Task details =>
Copy each line of the data below with the word "JSON".

Exercise input =>
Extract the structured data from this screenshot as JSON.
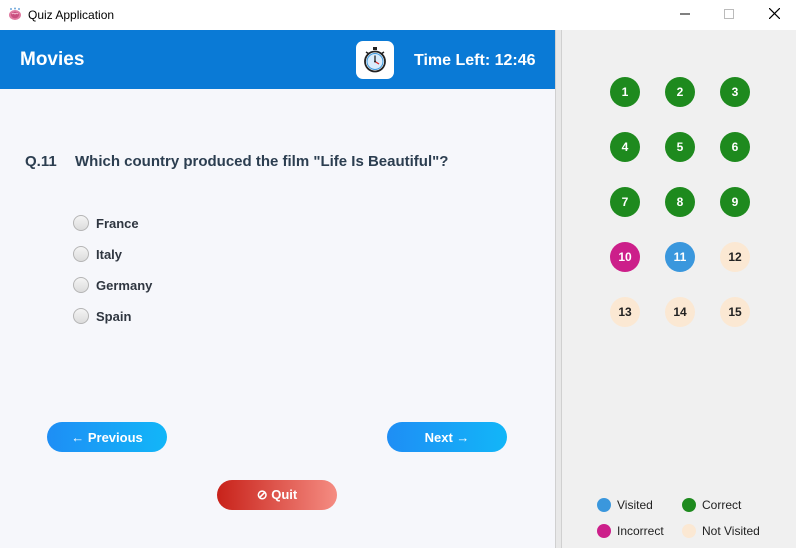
{
  "window": {
    "title": "Quiz Application",
    "icon": "brain-icon",
    "controls": [
      "minimize-icon",
      "maximize-icon",
      "close-icon"
    ]
  },
  "header": {
    "category": "Movies",
    "timer_icon": "stopwatch-icon",
    "time_left": "Time Left: 12:46",
    "background_color": "#0a7ad6"
  },
  "question": {
    "number": "Q.11",
    "text": "Which country produced the film \"Life Is Beautiful\"?",
    "options": [
      "France",
      "Italy",
      "Germany",
      "Spain"
    ],
    "selected": null
  },
  "buttons": {
    "previous": "← Previous",
    "next": "Next →",
    "quit": "⊘ Quit"
  },
  "navigator": {
    "questions": [
      {
        "label": "1",
        "status": "correct"
      },
      {
        "label": "2",
        "status": "correct"
      },
      {
        "label": "3",
        "status": "correct"
      },
      {
        "label": "4",
        "status": "correct"
      },
      {
        "label": "5",
        "status": "correct"
      },
      {
        "label": "6",
        "status": "correct"
      },
      {
        "label": "7",
        "status": "correct"
      },
      {
        "label": "8",
        "status": "correct"
      },
      {
        "label": "9",
        "status": "correct"
      },
      {
        "label": "10",
        "status": "incorrect"
      },
      {
        "label": "11",
        "status": "visited"
      },
      {
        "label": "12",
        "status": "not_visited"
      },
      {
        "label": "13",
        "status": "not_visited"
      },
      {
        "label": "14",
        "status": "not_visited"
      },
      {
        "label": "15",
        "status": "not_visited"
      }
    ]
  },
  "legend": {
    "visited": "Visited",
    "correct": "Correct",
    "incorrect": "Incorrect",
    "not_visited": "Not Visited"
  },
  "colors": {
    "visited": "#3a97dd",
    "correct": "#1e8a1e",
    "incorrect": "#cc1f8a",
    "not_visited": "#fbe8d3"
  }
}
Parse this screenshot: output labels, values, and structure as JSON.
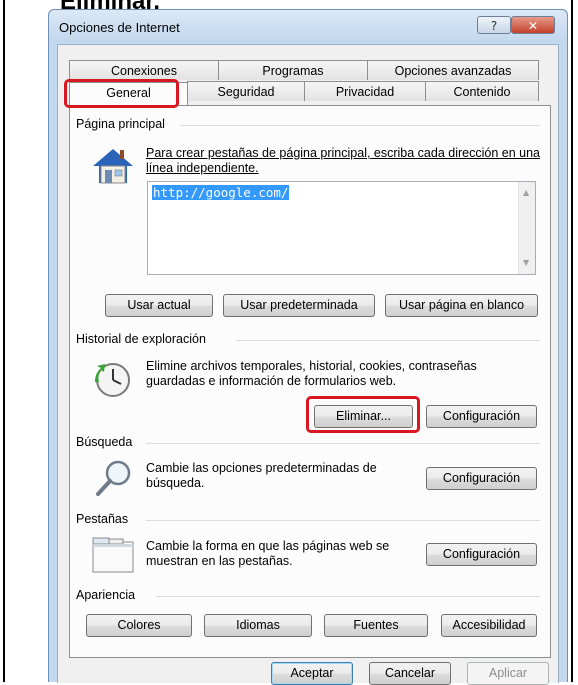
{
  "caption": "Eliminar.",
  "window": {
    "title": "Opciones de Internet",
    "help_label": "?",
    "close_label": "✕"
  },
  "tabs_row1": [
    "Conexiones",
    "Programas",
    "Opciones avanzadas"
  ],
  "tabs_row2": [
    "General",
    "Seguridad",
    "Privacidad",
    "Contenido"
  ],
  "homepage": {
    "label": "Página principal",
    "description": "Para crear pestañas de página principal, escriba cada dirección en una línea independiente.",
    "url": "http://google.com/",
    "buttons": [
      "Usar actual",
      "Usar predeterminada",
      "Usar página en blanco"
    ]
  },
  "history": {
    "label": "Historial de exploración",
    "description": "Elimine archivos temporales, historial, cookies, contraseñas guardadas e información de formularios web.",
    "delete_label": "Eliminar...",
    "settings_label": "Configuración"
  },
  "search": {
    "label": "Búsqueda",
    "description": "Cambie las opciones predeterminadas de búsqueda.",
    "settings_label": "Configuración"
  },
  "tabs_section": {
    "label": "Pestañas",
    "description": "Cambie la forma en que las páginas web se muestran en las pestañas.",
    "settings_label": "Configuración"
  },
  "appearance": {
    "label": "Apariencia",
    "buttons": [
      "Colores",
      "Idiomas",
      "Fuentes",
      "Accesibilidad"
    ]
  },
  "footer": {
    "ok_label": "Aceptar",
    "cancel_label": "Cancelar",
    "apply_label": "Aplicar"
  },
  "colors": {
    "highlight": "#d81720",
    "selection": "#3399ff",
    "window_frame": "#c3d9ef"
  },
  "icons": [
    "house-icon",
    "history-clock-icon",
    "magnifier-icon",
    "tabs-window-icon"
  ]
}
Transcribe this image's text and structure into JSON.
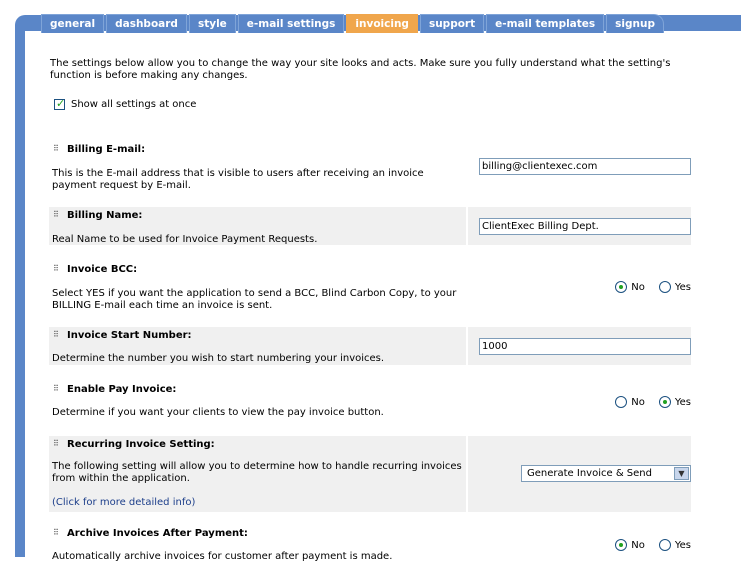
{
  "tabs": [
    "general",
    "dashboard",
    "style",
    "e-mail settings",
    "invoicing",
    "support",
    "e-mail templates",
    "signup"
  ],
  "active_tab": "invoicing",
  "intro": "The settings below allow you to change the way your site looks and acts. Make sure you fully understand what the setting's function is before making any changes.",
  "show_all_label": "Show all settings at once",
  "settings": {
    "billing_email": {
      "title": "Billing E-mail:",
      "desc": "This is the E-mail address that is visible to users after receiving an invoice payment request by E-mail.",
      "value": "billing@clientexec.com"
    },
    "billing_name": {
      "title": "Billing Name:",
      "desc": "Real Name to be used for Invoice Payment Requests.",
      "value": "ClientExec Billing Dept."
    },
    "invoice_bcc": {
      "title": "Invoice BCC:",
      "desc": "Select YES if you want the application to send a BCC, Blind Carbon Copy, to your BILLING E-mail each time an invoice is sent.",
      "no_label": "No",
      "yes_label": "Yes",
      "selected": "No"
    },
    "invoice_start": {
      "title": "Invoice Start Number:",
      "desc": "Determine the number you wish to start numbering your invoices.",
      "value": "1000"
    },
    "pay_invoice": {
      "title": "Enable Pay Invoice:",
      "desc": "Determine if you want your clients to view the pay invoice button.",
      "no_label": "No",
      "yes_label": "Yes",
      "selected": "Yes"
    },
    "recurring": {
      "title": "Recurring Invoice Setting:",
      "desc": "The following setting will allow you to determine how to handle recurring invoices from within the application.",
      "link": "(Click for more detailed info)",
      "value": "Generate Invoice & Send"
    },
    "archive": {
      "title": "Archive Invoices After Payment:",
      "desc": "Automatically archive invoices for customer after payment is made.",
      "no_label": "No",
      "yes_label": "Yes",
      "selected": "No"
    }
  }
}
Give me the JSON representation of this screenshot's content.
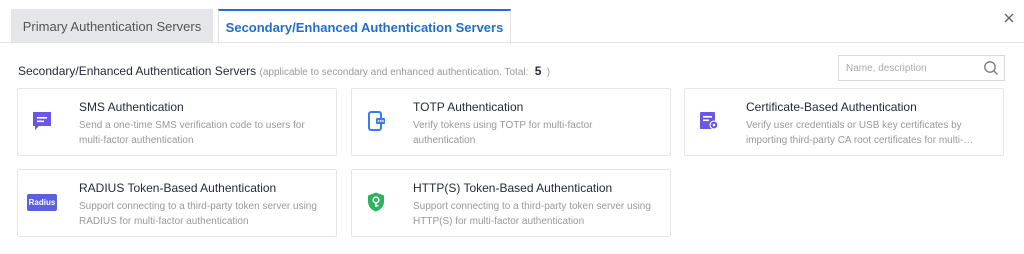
{
  "tabs": [
    {
      "label": "Primary Authentication Servers",
      "active": false
    },
    {
      "label": "Secondary/Enhanced Authentication Servers",
      "active": true
    }
  ],
  "heading": {
    "title": "Secondary/Enhanced Authentication Servers",
    "note": "(applicable to secondary and enhanced authentication. Total:",
    "total": "5",
    "note_end": ")"
  },
  "search": {
    "placeholder": "Name, description",
    "value": "",
    "icon": "search-icon"
  },
  "close_icon": "close-icon",
  "colors": {
    "accent": "#1f6ed4",
    "purple": "#6b57e0",
    "blue": "#3a7bf0",
    "green": "#2db35f"
  },
  "cards": [
    {
      "title": "SMS Authentication",
      "desc": "Send a one-time SMS verification code to users for multi-factor authentication",
      "icon": "sms-icon"
    },
    {
      "title": "TOTP Authentication",
      "desc": "Verify tokens using TOTP for multi-factor authentication",
      "icon": "totp-icon"
    },
    {
      "title": "Certificate-Based Authentication",
      "desc": "Verify user credentials or USB key certificates by importing third-party CA root certificates for multi-factor authentication",
      "icon": "certificate-icon"
    },
    {
      "title": "RADIUS Token-Based Authentication",
      "desc": "Support connecting to a third-party token server using RADIUS for multi-factor authentication",
      "icon": "radius-icon",
      "badge": "Radius"
    },
    {
      "title": "HTTP(S) Token-Based Authentication",
      "desc": "Support connecting to a third-party token server using HTTP(S) for multi-factor authentication",
      "icon": "shield-key-icon"
    }
  ]
}
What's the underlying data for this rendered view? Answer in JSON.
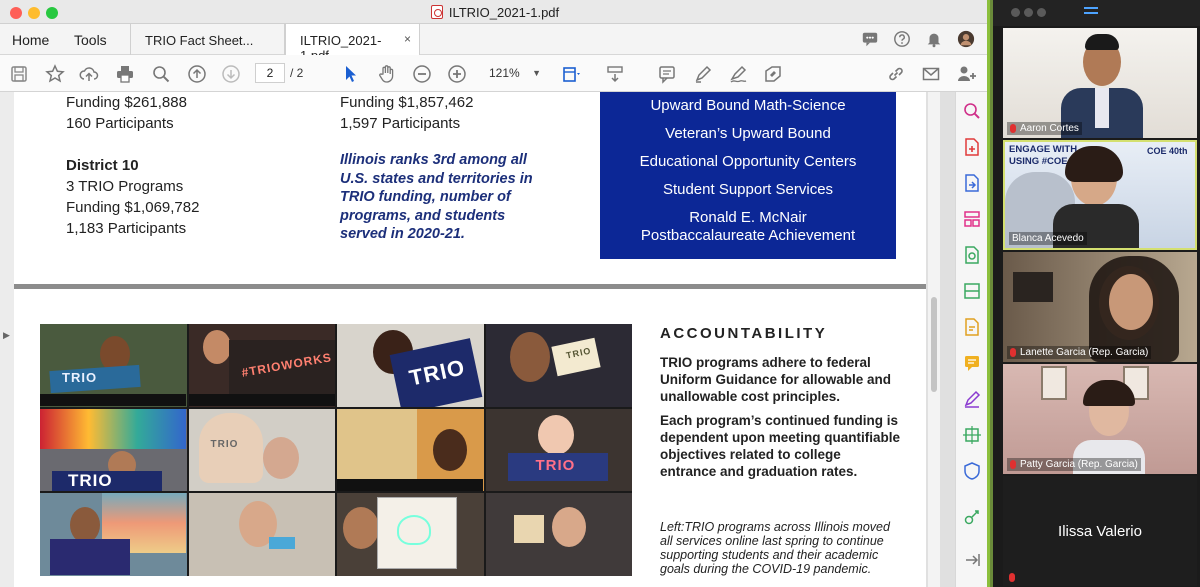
{
  "window": {
    "title": "ILTRIO_2021-1.pdf",
    "traffic_colors": [
      "#fe5f57",
      "#febc2e",
      "#28c840"
    ]
  },
  "menu": {
    "home": "Home",
    "tools": "Tools",
    "tabs": [
      {
        "label": "TRIO Fact Sheet..."
      },
      {
        "label": "ILTRIO_2021-1.pdf",
        "close": "×"
      }
    ]
  },
  "toolbar": {
    "page_current": "2",
    "page_total": "/ 2",
    "zoom": "121%",
    "icons": [
      "save-icon",
      "bookmark-star-icon",
      "upload-cloud-icon",
      "print-icon",
      "search-zoom-icon",
      "page-up-icon",
      "page-down-icon",
      "select-arrow-icon",
      "hand-icon",
      "zoom-out-icon",
      "zoom-in-icon",
      "page-fit-icon",
      "scroll-mode-icon",
      "comment-icon",
      "highlight-pen-icon",
      "sign-icon",
      "fill-sign-icon",
      "link-icon",
      "mail-icon",
      "add-user-icon"
    ]
  },
  "document": {
    "left_col": {
      "funding_top": "Funding $261,888",
      "participants_top": "160 Participants",
      "district_heading": "District 10",
      "programs": "3 TRIO Programs",
      "funding": "Funding $1,069,782",
      "participants": "1,183 Participants"
    },
    "mid_col": {
      "funding_top": "Funding $1,857,462",
      "participants_top": "1,597 Participants",
      "highlight": "Illinois ranks 3rd among all U.S. states and territories in TRIO funding, number of programs, and students served in 2020-21."
    },
    "programs_box": {
      "items": [
        "Upward Bound Math-Science",
        "Veteran’s Upward Bound",
        "Educational Opportunity Centers",
        "Student Support Services"
      ],
      "last_line1": "Ronald E. McNair",
      "last_line2": "Postbaccalaureate Achievement",
      "color": "#0c2796"
    },
    "photos": {
      "banner_texts": [
        "TRIO",
        "#TRIOWORKS",
        "TRIO",
        "TRIO",
        "TRIO",
        "TRIO",
        "TRIO"
      ]
    },
    "accountability": {
      "title": "ACCOUNTABILITY",
      "p1": "TRIO programs adhere to federal Uniform Guidance for allowable and unallowable cost principles.",
      "p2": "Each program’s continued funding is dependent upon meeting quantifiable objectives related to college entrance and graduation rates.",
      "caption": "Left:TRIO programs across Illinois moved all services online last spring to continue supporting students and their academic goals during the COVID-19 pandemic."
    }
  },
  "rail": {
    "icons": [
      "search-page-icon",
      "create-pdf-icon",
      "export-pdf-icon",
      "organize-pages-icon",
      "edit-pdf-icon",
      "scan-icon",
      "comment-tool-icon",
      "chat-bubble-icon",
      "fill-sign-tool-icon",
      "print-production-icon",
      "protect-icon",
      "more-tools-icon",
      "collapse-rail-icon"
    ]
  },
  "video": {
    "participants": [
      {
        "name": "Aaron Cortes"
      },
      {
        "name": "Blanca Acevedo",
        "banner1": "ENGAGE WITH",
        "banner2": "USING #COE",
        "badge": "COE 40th"
      },
      {
        "name": "Lanette Garcia (Rep. Garcia)"
      },
      {
        "name": "Patty Garcia (Rep. Garcia)"
      },
      {
        "name": "Ilissa Valerio"
      }
    ]
  }
}
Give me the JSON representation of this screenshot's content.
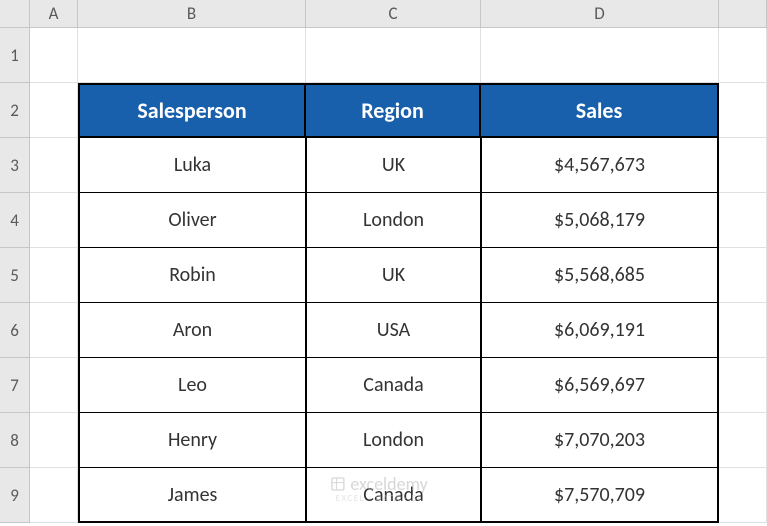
{
  "columns": [
    "",
    "A",
    "B",
    "C",
    "D",
    ""
  ],
  "rows": [
    "1",
    "2",
    "3",
    "4",
    "5",
    "6",
    "7",
    "8",
    "9"
  ],
  "headers": {
    "salesperson": "Salesperson",
    "region": "Region",
    "sales": "Sales"
  },
  "data": [
    {
      "salesperson": "Luka",
      "region": "UK",
      "sales": "$4,567,673"
    },
    {
      "salesperson": "Oliver",
      "region": "London",
      "sales": "$5,068,179"
    },
    {
      "salesperson": "Robin",
      "region": "UK",
      "sales": "$5,568,685"
    },
    {
      "salesperson": "Aron",
      "region": "USA",
      "sales": "$6,069,191"
    },
    {
      "salesperson": "Leo",
      "region": "Canada",
      "sales": "$6,569,697"
    },
    {
      "salesperson": "Henry",
      "region": "London",
      "sales": "$7,070,203"
    },
    {
      "salesperson": "James",
      "region": "Canada",
      "sales": "$7,570,709"
    }
  ],
  "watermark": {
    "text": "exceldemy",
    "sub": "EXCEL · DATA · BI"
  }
}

Result for this task =>
Extract the structured data from this screenshot as JSON.
Parse this screenshot: output labels, values, and structure as JSON.
Transcribe this image's text and structure into JSON.
Give me the JSON representation of this screenshot's content.
What's the underlying data for this rendered view? Answer in JSON.
Give me the JSON representation of this screenshot's content.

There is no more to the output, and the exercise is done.